Association between Developmental Defects of Enamel and Different Concentrations of Fluoride in the Public Water Supply

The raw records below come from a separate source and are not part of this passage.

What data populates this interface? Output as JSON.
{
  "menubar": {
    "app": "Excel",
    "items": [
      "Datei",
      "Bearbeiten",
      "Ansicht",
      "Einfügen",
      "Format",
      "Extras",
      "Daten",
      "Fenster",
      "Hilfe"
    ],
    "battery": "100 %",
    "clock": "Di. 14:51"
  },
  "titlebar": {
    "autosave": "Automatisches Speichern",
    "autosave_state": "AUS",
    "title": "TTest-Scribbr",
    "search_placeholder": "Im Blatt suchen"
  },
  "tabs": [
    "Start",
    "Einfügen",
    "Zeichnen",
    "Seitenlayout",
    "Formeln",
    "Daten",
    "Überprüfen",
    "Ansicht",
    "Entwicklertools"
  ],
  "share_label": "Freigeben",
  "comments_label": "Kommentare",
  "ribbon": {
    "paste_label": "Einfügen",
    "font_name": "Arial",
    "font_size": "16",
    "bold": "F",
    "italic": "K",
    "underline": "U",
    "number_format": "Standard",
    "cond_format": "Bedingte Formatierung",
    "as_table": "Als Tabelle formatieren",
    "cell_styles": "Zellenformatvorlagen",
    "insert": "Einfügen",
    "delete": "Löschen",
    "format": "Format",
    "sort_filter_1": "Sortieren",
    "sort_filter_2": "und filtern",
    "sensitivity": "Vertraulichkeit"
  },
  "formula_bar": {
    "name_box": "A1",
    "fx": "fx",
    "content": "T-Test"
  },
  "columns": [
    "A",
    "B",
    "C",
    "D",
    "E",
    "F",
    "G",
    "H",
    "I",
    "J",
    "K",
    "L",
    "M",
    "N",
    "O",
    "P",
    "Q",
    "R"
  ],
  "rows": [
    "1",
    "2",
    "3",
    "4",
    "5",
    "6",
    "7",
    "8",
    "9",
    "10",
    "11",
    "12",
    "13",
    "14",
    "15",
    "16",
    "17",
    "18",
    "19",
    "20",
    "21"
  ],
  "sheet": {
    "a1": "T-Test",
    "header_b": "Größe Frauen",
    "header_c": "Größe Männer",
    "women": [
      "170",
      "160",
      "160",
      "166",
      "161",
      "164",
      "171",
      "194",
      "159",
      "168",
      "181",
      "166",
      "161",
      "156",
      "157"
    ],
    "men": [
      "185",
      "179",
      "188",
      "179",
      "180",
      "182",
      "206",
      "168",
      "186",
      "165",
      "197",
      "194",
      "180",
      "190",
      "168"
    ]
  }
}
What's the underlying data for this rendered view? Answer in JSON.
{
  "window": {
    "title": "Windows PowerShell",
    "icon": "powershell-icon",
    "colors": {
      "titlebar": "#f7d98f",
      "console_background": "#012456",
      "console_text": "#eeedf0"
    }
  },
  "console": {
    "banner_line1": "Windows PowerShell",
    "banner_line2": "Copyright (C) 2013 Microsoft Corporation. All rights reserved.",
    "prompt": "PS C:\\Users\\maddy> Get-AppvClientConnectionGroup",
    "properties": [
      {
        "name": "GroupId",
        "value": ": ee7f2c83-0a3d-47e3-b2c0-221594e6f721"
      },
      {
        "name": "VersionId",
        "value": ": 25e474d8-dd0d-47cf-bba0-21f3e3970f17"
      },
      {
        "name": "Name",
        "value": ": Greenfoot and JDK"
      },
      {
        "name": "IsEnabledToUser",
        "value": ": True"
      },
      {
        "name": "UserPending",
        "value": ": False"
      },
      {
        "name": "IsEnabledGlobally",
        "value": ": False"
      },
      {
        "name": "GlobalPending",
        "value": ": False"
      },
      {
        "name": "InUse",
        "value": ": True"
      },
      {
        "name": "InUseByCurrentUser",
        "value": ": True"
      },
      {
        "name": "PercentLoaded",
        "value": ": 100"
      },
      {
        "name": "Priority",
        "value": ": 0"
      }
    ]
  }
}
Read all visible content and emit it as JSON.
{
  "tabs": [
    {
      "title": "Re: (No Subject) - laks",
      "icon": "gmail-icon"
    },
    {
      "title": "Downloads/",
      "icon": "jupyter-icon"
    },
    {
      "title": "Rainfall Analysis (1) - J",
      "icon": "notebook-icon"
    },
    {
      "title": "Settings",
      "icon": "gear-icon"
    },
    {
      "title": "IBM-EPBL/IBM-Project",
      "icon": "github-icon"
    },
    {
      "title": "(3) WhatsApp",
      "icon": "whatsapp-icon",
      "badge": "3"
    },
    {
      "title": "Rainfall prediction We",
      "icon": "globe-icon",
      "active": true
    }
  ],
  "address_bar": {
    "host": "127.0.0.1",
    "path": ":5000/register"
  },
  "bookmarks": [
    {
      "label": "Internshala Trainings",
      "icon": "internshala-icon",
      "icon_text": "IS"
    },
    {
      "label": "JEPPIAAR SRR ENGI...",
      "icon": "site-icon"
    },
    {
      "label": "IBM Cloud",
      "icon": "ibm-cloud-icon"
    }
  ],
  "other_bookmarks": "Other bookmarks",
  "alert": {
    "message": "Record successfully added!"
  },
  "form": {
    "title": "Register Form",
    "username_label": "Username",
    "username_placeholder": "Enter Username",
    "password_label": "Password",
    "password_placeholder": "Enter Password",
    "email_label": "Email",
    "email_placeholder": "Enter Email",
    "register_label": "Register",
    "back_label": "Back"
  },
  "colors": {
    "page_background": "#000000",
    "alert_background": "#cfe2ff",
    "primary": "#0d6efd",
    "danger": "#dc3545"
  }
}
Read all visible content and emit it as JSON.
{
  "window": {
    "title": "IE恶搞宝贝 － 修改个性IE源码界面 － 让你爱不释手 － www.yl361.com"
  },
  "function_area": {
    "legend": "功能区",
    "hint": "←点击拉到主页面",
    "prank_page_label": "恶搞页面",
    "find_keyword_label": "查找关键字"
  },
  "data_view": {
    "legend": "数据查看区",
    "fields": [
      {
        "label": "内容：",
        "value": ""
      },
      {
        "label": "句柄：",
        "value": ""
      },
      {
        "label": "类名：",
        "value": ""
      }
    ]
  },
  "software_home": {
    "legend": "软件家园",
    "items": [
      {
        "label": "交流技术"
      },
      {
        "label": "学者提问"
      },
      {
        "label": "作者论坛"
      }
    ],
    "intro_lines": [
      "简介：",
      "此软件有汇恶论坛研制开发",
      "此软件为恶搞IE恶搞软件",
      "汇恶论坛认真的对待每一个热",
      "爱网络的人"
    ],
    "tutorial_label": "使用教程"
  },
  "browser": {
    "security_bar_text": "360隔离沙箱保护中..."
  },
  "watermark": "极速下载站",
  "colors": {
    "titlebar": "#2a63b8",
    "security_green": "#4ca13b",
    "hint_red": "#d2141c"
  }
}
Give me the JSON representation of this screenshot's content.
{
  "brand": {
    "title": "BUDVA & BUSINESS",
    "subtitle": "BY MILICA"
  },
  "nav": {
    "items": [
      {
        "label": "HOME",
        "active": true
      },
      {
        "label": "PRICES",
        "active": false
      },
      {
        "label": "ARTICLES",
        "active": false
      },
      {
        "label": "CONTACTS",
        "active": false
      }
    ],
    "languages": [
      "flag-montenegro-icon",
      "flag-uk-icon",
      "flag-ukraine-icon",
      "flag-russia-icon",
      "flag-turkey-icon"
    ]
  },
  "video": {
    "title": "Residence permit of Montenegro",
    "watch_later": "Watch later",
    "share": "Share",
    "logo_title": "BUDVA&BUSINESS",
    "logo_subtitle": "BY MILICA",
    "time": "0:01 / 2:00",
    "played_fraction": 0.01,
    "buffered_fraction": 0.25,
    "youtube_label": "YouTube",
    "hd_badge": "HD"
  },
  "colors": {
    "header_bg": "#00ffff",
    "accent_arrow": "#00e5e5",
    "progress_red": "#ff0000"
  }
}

Objectives: To compare the prevalence and severity of developmental defects of enamel (DDE) among subjects whose maxillary incisors developed during periods with different concentrations of fluoride in the public water supply. Methods: Standardized intra-oral photographs of random samples of 12-year-old children were collected in 1983, 1991 and 2001 (n = 1,990) in Hong Kong and assessed for DDE by a trained masked examiner. The fluoride concentrations in the public water supply at the times when the enamel on their maxillary incisors developed were 1.0, 0.7 and 0.5 ppm, respectively. Results:The mouth prevalence of DDE for these children (based on the maxillary incisors) were 92.1, 55.8 and 35.2% in the years 1983, 1991 and 2001, respectively (p < 0.001). Most of these children were affected by diffuse opacities (89.3% in 1983, 48.5% in 1991 and 32.4% in 2001, p < 0.001). Marked differences in the mean number of teeth affected by DDE (p < 0.001) and in the maximum extent of DDE (p ≦ 0.002) between 1983, 1991 and 2001 were also observed. Conclusions: A decrease in the prevalence and severity of DDE among the maxillary incisor teeth of the children corresponded to the reductions in the concentration of fluoride in the water during the time of enamel development.